Earnouts continue to be popular methods for addressing valuation uncertainty, particularly in the life sciences space. As we have previously observed, the use of milestone-based earnouts to bridge a valuation gap is often a short-term solution that presents many long-term complications. In October 2020, the representative of the former shareholders of surgical robotics company Auris Health filed suit against Johnson & Johnson in connection with the $5.7 billion deal inked in 2019 that included more than $2 billion in contingent payments based on the achievement of certain milestones.
The Auris shareholders argue that J&J never intended to make the milestone payments. The complaint alleges that J&J interfered with the achievement of the milestones by transferring employees from another robotics company acquired by J&J into the Auris unit who slowed down development, refusing expansion requests and slow-walking efforts to obtain FDA approvals.
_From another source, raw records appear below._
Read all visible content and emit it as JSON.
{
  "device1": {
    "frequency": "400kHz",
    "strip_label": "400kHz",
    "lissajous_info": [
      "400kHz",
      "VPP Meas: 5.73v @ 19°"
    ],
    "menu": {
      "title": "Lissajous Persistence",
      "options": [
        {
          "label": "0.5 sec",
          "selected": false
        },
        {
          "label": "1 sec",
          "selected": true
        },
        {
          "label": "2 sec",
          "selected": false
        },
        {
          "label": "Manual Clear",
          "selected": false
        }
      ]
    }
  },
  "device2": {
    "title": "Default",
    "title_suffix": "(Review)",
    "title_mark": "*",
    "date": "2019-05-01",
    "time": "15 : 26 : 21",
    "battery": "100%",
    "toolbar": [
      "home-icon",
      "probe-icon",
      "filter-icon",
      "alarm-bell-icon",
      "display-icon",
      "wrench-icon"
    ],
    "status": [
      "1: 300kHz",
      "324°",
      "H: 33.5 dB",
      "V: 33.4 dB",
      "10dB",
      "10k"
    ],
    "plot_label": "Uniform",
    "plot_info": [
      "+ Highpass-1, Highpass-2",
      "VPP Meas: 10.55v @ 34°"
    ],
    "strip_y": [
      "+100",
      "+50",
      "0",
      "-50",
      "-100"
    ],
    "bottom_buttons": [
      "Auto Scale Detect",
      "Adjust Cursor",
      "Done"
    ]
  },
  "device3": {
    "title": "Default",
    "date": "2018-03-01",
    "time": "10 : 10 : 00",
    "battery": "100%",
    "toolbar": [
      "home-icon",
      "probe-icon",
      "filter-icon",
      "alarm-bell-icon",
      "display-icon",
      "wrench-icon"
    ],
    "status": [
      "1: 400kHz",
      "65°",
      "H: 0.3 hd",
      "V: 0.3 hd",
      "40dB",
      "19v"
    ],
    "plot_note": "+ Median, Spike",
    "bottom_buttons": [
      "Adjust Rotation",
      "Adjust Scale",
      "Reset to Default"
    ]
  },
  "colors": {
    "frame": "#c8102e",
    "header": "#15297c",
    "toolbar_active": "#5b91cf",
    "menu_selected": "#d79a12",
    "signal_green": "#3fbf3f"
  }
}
Not surprisingly, the parties appear to disagree over whether “commercially reasonable efforts” were used in connection with attempting to achieve the milestones as required by the merger agreement.
The repeated willingness of parties to sign-on to earnouts in order to get deals done seems to make them an equally worthy of Samuel Johnson’s quip about second marriages – like those nuptials, they represent the triumph of hope over experience.
– John Jenkins